YOUR ASSIGNMENT:
Only lines containing the word "JSON" belong in the answer; copy each one from the records.

Content starts

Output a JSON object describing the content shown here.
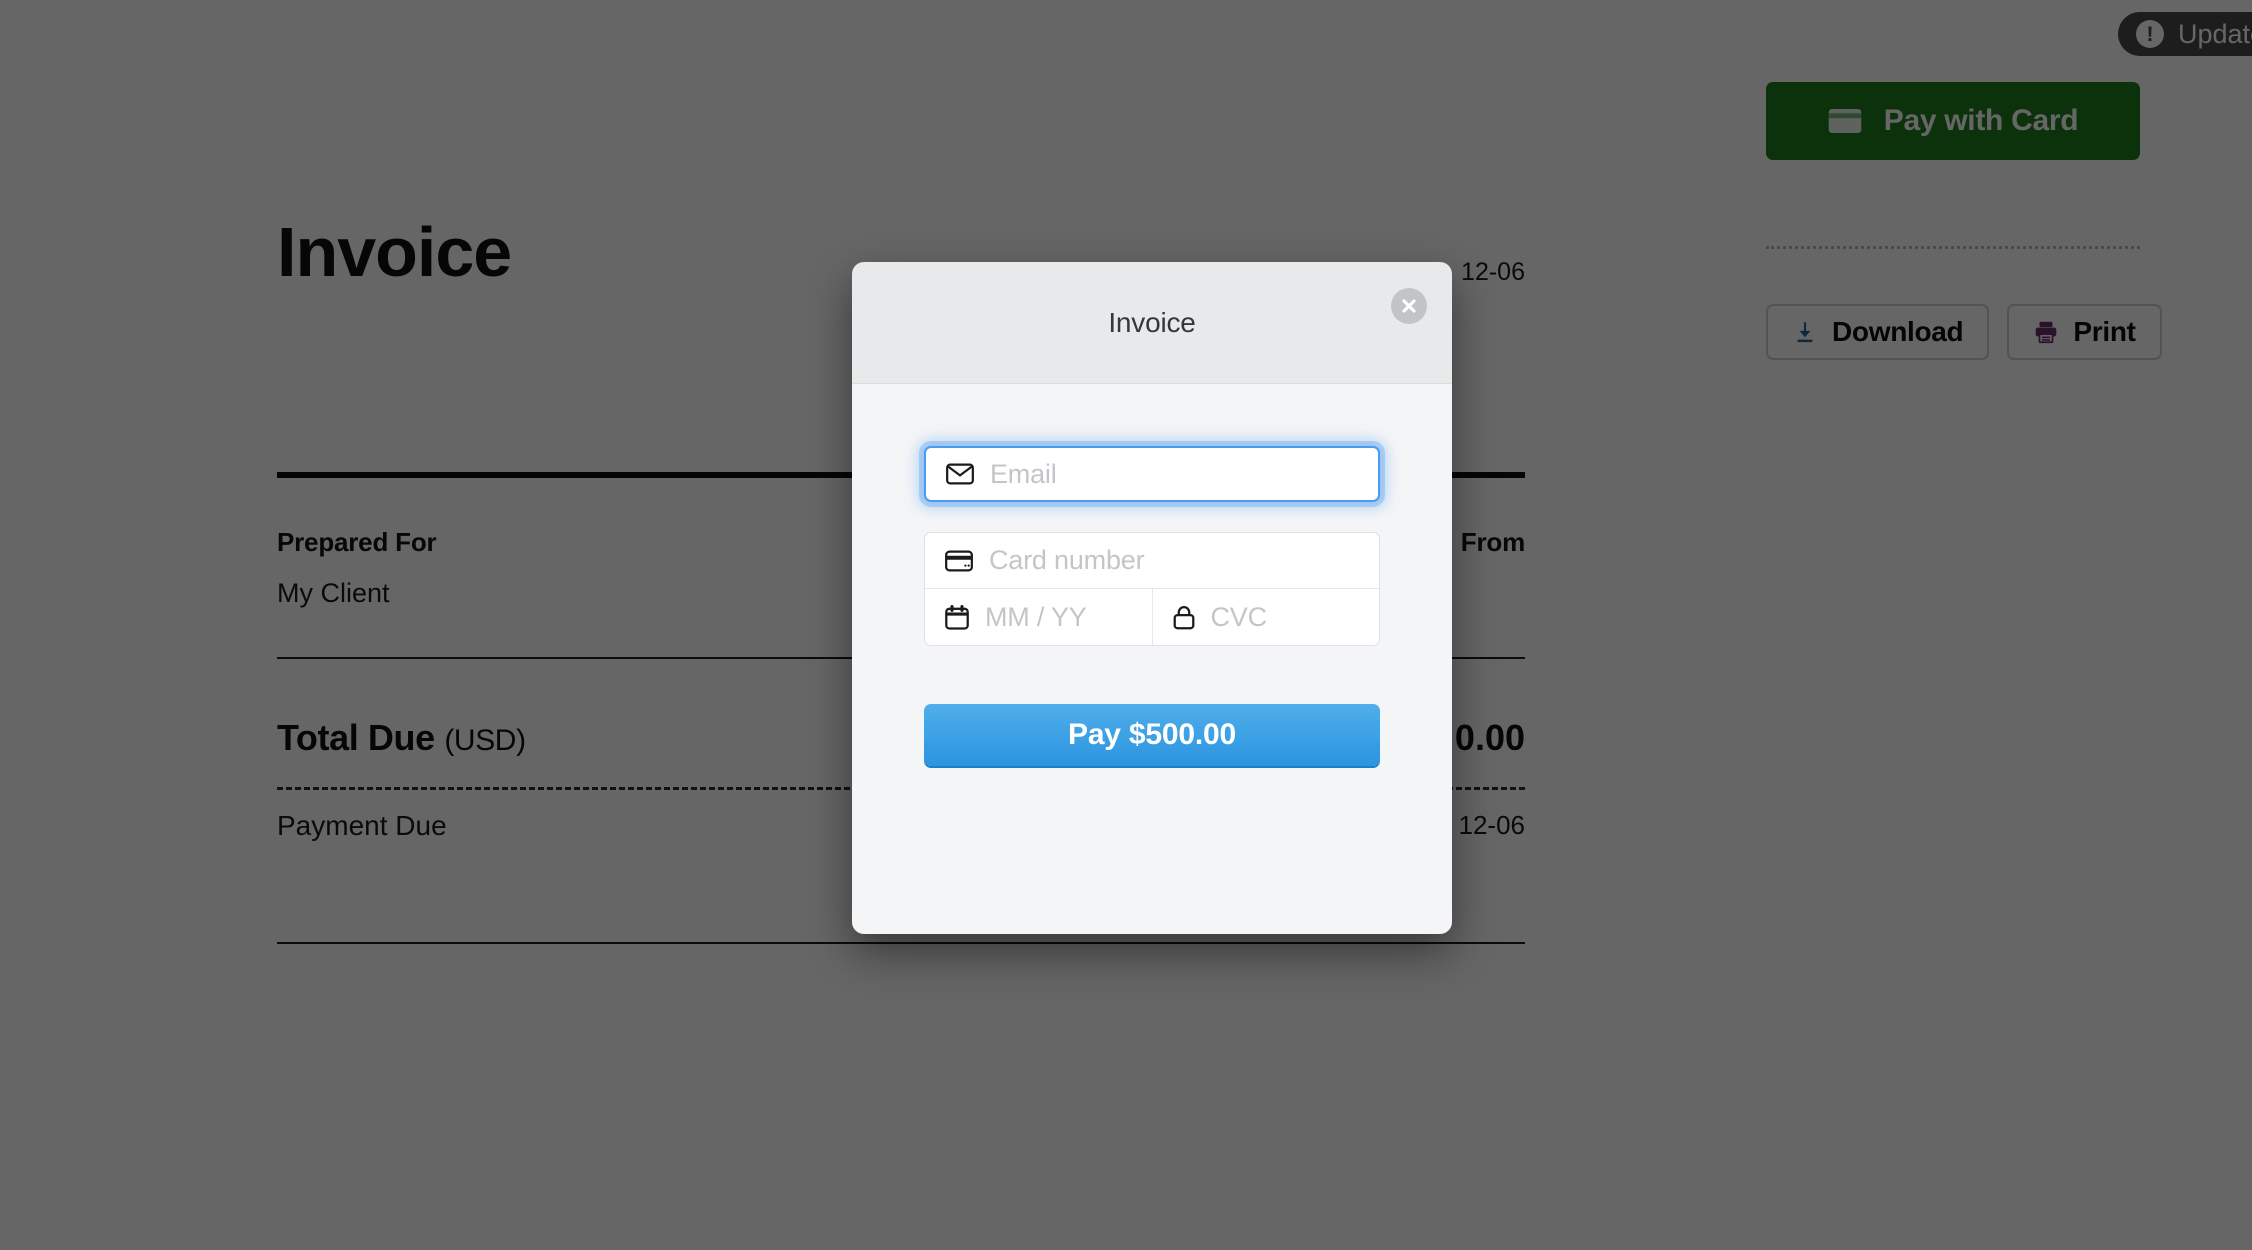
{
  "invoice": {
    "title": "Invoice",
    "top_meta": "12-06",
    "prepared_for_label": "Prepared For",
    "prepared_for_value": "My Client",
    "from_label": "From",
    "from_value": "",
    "total_label": "Total Due",
    "total_currency": "(USD)",
    "total_amount": "0.00",
    "payment_due_label": "Payment Due",
    "payment_due_value": "12-06"
  },
  "rail": {
    "pay_with_card_label": "Pay with Card",
    "pay_with_card_icon": "credit-card-icon",
    "download_label": "Download",
    "download_icon": "download-icon",
    "print_label": "Print",
    "print_icon": "printer-icon",
    "pay_button_color": "#1e7e1e",
    "download_icon_color": "#2a6496",
    "print_icon_color": "#6b2d6b"
  },
  "update_badge": {
    "label": "Update",
    "icon": "alert-circle-icon",
    "glyph": "!"
  },
  "modal": {
    "title": "Invoice",
    "close_icon": "close-icon",
    "email": {
      "placeholder": "Email",
      "value": "",
      "icon": "mail-icon",
      "focused": true
    },
    "card_number": {
      "placeholder": "Card number",
      "value": "",
      "icon": "credit-card-icon"
    },
    "expiry": {
      "placeholder": "MM / YY",
      "value": "",
      "icon": "calendar-icon"
    },
    "cvc": {
      "placeholder": "CVC",
      "value": "",
      "icon": "lock-icon"
    },
    "submit_label": "Pay $500.00",
    "accent_color": "#2b95e0"
  }
}
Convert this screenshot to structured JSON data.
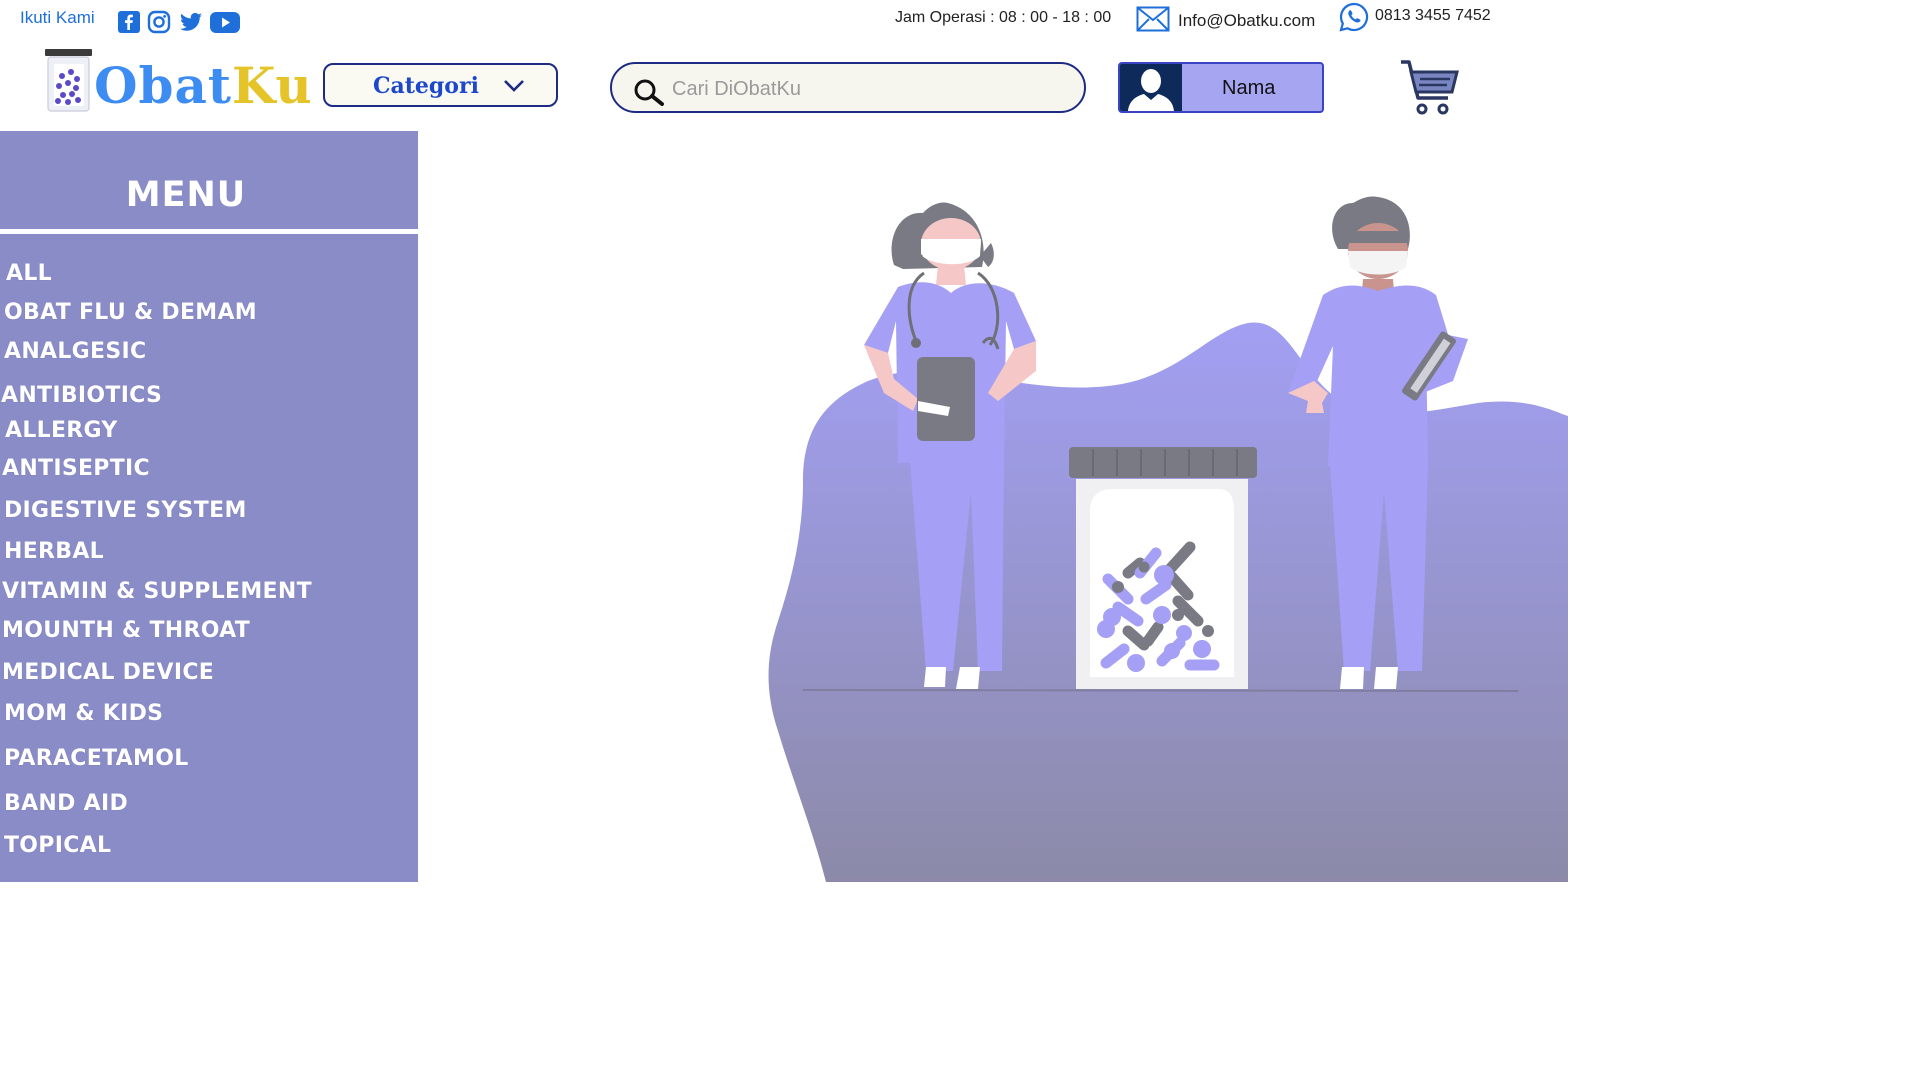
{
  "topbar": {
    "follow_label": "Ikuti Kami",
    "social_icons": [
      "facebook-icon",
      "instagram-icon",
      "twitter-icon",
      "youtube-icon"
    ],
    "hours": "Jam Operasi : 08 : 00 - 18 : 00",
    "email": "Info@Obatku.com",
    "phone": "0813 3455 7452"
  },
  "header": {
    "logo": {
      "part1": "Obat",
      "part2": "Ku"
    },
    "category_label": "Categori",
    "search_placeholder": "Cari DiObatKu",
    "user_name": "Nama"
  },
  "sidebar": {
    "title": "MENU",
    "items": [
      "ALL",
      "OBAT FLU & DEMAM",
      "ANALGESIC",
      "ANTIBIOTICS",
      "ALLERGY",
      "ANTISEPTIC",
      "DIGESTIVE SYSTEM",
      "HERBAL",
      "VITAMIN & SUPPLEMENT",
      "MOUNTH & THROAT",
      "MEDICAL DEVICE",
      "MOM & KIDS",
      "PARACETAMOL",
      "BAND AID",
      "TOPICAL"
    ]
  },
  "colors": {
    "sidebar": "#8a8cc7",
    "accent_blue": "#3d8cf2",
    "accent_yellow": "#e5c42a",
    "scrub": "#a5a0f5",
    "blob_top": "#a29ff3",
    "blob_bottom": "#8c8aa8"
  }
}
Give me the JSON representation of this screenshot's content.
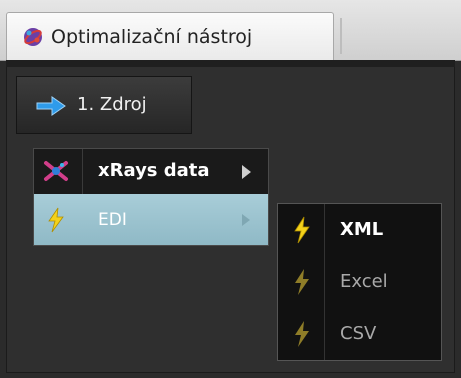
{
  "tab": {
    "label": "Optimalizační nástroj",
    "icon": "optimizer-globe-icon"
  },
  "step": {
    "label": "1. Zdroj",
    "icon": "arrow-right-icon"
  },
  "source_menu": {
    "items": [
      {
        "label": "xRays data",
        "icon": "xrays-icon",
        "has_submenu": true
      },
      {
        "label": "EDI",
        "icon": "lightning-icon",
        "has_submenu": true,
        "highlighted": true
      }
    ]
  },
  "edi_submenu": {
    "items": [
      {
        "label": "XML",
        "icon": "lightning-icon",
        "enabled": true
      },
      {
        "label": "Excel",
        "icon": "lightning-icon",
        "enabled": false
      },
      {
        "label": "CSV",
        "icon": "lightning-icon",
        "enabled": false
      }
    ]
  },
  "colors": {
    "highlight": "#9cc3cf",
    "lightning_enabled": "#f4d21a",
    "lightning_disabled": "#8f7d28",
    "arrow_blue": "#2f9bea"
  }
}
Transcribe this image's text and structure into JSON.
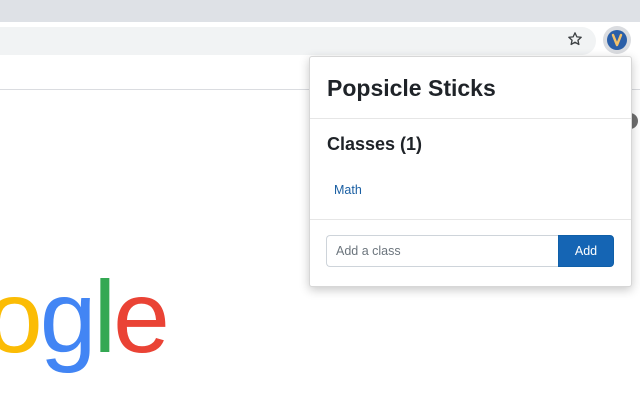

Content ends

SOLUTION FOR THIS TASK:
Output a JSON object describing the content shown here.
Convert this screenshot to structured JSON data.
Give me the JSON representation of this screenshot's content.
Transcribe this image's text and structure into JSON.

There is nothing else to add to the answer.